Task objective
Among the entries below, how many lines have the word "JSON"? Answer only with the number.

[Records from a dataset]
= = = = =

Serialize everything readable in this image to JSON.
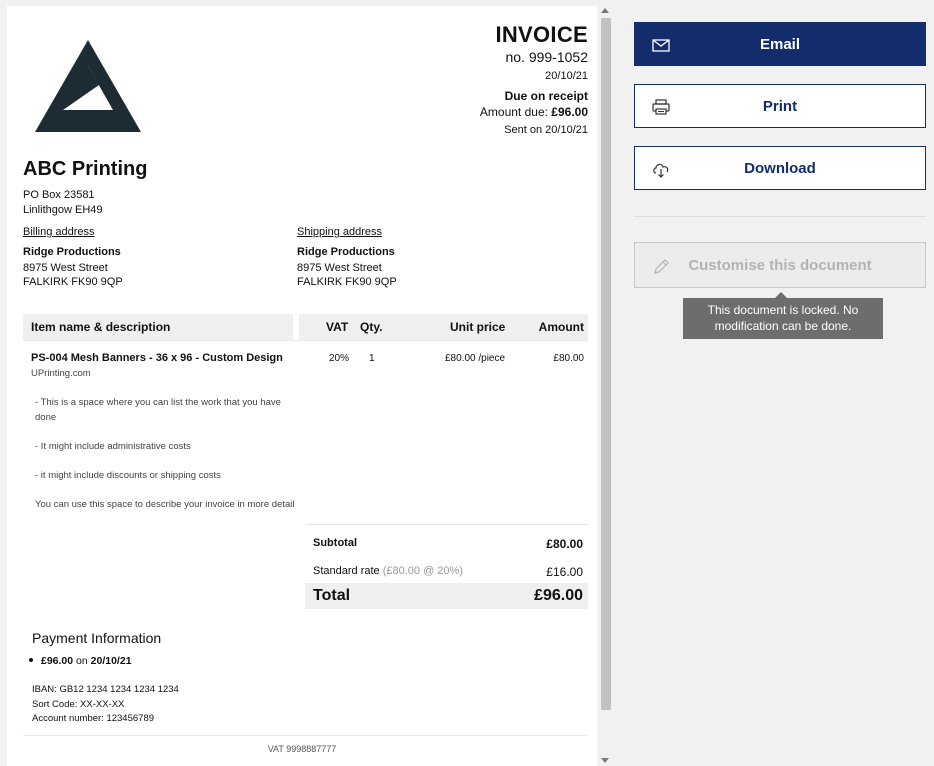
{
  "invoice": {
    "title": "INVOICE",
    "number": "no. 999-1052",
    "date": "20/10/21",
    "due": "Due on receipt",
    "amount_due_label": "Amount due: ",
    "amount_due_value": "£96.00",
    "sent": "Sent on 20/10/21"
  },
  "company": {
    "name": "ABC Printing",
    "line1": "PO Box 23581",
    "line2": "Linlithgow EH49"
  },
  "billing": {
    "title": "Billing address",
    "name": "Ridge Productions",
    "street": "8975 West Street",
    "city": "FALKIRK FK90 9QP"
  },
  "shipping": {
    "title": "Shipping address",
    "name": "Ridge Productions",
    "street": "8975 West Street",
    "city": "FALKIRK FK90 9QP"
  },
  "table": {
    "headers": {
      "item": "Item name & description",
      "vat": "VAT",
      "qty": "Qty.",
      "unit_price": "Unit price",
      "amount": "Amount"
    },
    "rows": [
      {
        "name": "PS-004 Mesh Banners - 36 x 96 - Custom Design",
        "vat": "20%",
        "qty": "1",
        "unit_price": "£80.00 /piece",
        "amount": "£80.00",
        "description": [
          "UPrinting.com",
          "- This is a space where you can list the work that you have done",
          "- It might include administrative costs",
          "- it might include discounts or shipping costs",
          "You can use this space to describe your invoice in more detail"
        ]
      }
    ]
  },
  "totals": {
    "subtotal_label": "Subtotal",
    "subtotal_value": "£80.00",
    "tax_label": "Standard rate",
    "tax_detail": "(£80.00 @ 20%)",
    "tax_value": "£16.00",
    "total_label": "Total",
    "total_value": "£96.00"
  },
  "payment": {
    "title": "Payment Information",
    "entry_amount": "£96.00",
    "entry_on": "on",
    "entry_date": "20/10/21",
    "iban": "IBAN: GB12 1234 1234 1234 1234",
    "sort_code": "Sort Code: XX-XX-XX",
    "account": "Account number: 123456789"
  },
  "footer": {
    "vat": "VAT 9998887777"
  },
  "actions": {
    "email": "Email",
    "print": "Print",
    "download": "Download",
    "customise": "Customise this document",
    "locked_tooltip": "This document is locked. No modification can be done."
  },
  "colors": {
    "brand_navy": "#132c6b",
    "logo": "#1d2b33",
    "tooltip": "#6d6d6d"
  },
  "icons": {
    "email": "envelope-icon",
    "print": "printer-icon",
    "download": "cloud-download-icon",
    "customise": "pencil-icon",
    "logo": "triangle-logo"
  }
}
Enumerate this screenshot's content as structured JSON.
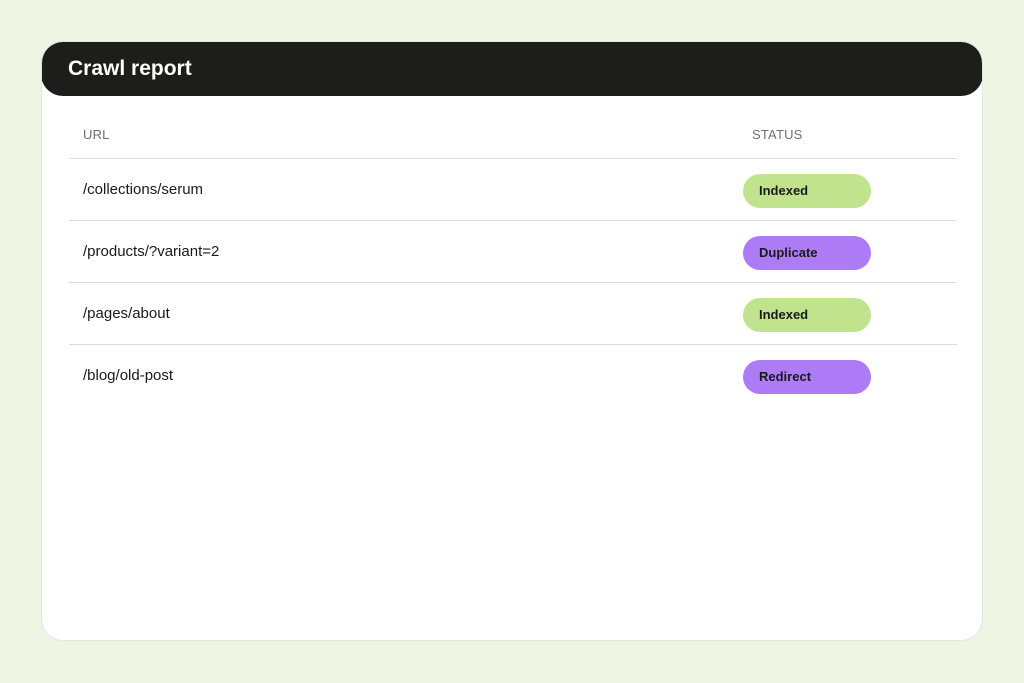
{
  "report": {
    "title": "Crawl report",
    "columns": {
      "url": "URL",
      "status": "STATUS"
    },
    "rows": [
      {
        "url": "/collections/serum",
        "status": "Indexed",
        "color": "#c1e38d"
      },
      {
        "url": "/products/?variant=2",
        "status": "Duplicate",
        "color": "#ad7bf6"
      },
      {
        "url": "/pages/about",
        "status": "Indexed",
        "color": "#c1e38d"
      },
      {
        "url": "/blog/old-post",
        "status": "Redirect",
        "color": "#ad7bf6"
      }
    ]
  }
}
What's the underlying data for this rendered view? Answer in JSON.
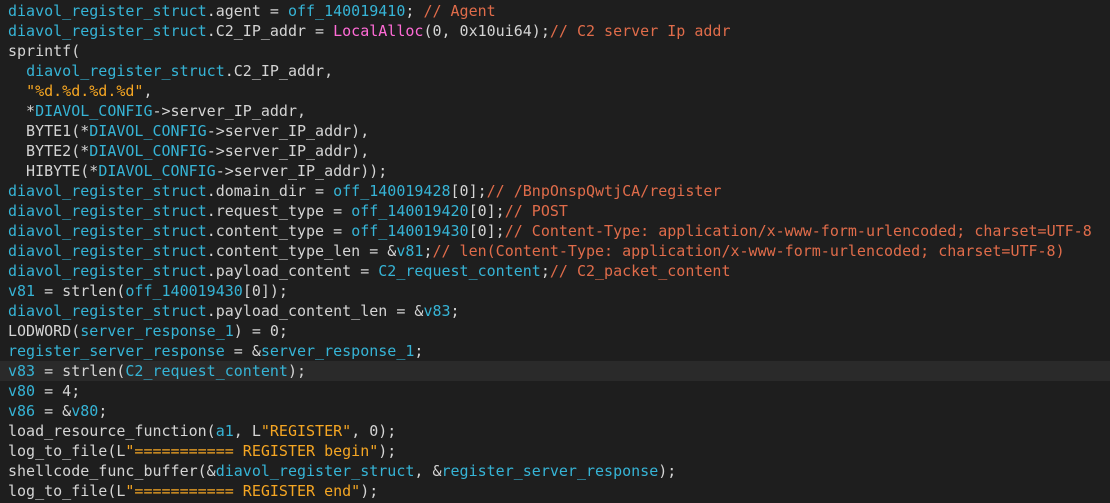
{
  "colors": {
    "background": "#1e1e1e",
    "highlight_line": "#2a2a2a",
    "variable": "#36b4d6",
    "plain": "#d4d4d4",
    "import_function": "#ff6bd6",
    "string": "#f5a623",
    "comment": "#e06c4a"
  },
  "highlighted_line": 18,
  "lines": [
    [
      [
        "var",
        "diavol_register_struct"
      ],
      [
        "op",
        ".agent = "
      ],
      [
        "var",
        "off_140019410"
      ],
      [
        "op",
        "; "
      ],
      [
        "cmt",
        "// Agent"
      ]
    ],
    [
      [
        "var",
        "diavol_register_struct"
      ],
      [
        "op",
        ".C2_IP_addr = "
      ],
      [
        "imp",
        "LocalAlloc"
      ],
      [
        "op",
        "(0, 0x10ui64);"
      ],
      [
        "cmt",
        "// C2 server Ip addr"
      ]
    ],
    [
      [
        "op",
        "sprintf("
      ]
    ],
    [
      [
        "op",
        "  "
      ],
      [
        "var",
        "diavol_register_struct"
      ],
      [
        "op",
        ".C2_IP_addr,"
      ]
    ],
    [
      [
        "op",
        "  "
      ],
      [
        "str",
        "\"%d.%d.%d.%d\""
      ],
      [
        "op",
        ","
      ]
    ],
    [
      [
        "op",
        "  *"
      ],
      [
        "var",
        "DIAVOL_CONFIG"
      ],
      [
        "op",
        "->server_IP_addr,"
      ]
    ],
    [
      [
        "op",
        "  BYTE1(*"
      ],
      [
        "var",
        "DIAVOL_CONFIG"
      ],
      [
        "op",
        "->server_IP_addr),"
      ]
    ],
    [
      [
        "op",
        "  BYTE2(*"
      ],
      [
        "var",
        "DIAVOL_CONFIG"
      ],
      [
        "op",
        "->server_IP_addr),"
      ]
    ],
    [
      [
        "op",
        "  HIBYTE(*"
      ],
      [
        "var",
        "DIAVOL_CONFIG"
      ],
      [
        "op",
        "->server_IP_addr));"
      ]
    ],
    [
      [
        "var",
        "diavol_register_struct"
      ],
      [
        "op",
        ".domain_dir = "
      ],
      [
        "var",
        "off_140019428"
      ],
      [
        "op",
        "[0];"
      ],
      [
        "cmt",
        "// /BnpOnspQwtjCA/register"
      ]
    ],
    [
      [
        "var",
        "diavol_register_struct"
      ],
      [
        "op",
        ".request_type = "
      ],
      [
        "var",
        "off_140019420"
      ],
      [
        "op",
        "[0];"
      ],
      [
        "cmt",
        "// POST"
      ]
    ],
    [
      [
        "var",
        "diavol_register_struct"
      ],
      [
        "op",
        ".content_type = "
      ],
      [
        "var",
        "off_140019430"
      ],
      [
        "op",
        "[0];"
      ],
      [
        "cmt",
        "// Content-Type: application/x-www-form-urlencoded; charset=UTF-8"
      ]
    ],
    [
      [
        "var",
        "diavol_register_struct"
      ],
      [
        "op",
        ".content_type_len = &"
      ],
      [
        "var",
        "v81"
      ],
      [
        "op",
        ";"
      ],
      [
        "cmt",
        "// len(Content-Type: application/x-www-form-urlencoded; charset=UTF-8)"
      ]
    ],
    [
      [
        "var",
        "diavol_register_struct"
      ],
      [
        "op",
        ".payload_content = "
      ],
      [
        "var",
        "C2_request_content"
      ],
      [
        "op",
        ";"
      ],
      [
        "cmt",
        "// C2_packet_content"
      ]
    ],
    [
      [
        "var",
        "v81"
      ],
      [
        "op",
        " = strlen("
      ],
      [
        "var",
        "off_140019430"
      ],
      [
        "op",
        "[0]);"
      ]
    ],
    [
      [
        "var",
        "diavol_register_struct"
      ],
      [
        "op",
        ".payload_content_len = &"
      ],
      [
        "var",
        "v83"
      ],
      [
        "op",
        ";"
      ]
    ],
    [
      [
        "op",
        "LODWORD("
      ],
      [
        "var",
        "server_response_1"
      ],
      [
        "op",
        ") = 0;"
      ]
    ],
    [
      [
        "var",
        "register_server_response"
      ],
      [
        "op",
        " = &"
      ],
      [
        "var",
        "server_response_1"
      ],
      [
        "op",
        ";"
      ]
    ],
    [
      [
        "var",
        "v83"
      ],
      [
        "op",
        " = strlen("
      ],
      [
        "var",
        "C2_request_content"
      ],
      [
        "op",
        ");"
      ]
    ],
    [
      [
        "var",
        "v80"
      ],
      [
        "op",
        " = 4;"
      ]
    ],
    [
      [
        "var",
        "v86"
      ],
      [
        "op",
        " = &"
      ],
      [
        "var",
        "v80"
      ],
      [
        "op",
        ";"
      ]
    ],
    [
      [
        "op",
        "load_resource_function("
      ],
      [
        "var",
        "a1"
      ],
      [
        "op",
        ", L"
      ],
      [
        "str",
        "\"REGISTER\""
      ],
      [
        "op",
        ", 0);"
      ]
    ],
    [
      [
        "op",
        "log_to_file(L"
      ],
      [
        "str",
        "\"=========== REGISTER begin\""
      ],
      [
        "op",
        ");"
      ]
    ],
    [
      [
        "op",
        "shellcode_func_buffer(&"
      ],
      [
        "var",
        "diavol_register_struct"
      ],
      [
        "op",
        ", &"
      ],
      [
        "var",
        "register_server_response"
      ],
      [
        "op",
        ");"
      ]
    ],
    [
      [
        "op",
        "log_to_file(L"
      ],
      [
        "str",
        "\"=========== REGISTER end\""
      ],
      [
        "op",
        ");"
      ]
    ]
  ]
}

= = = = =

Your solution
3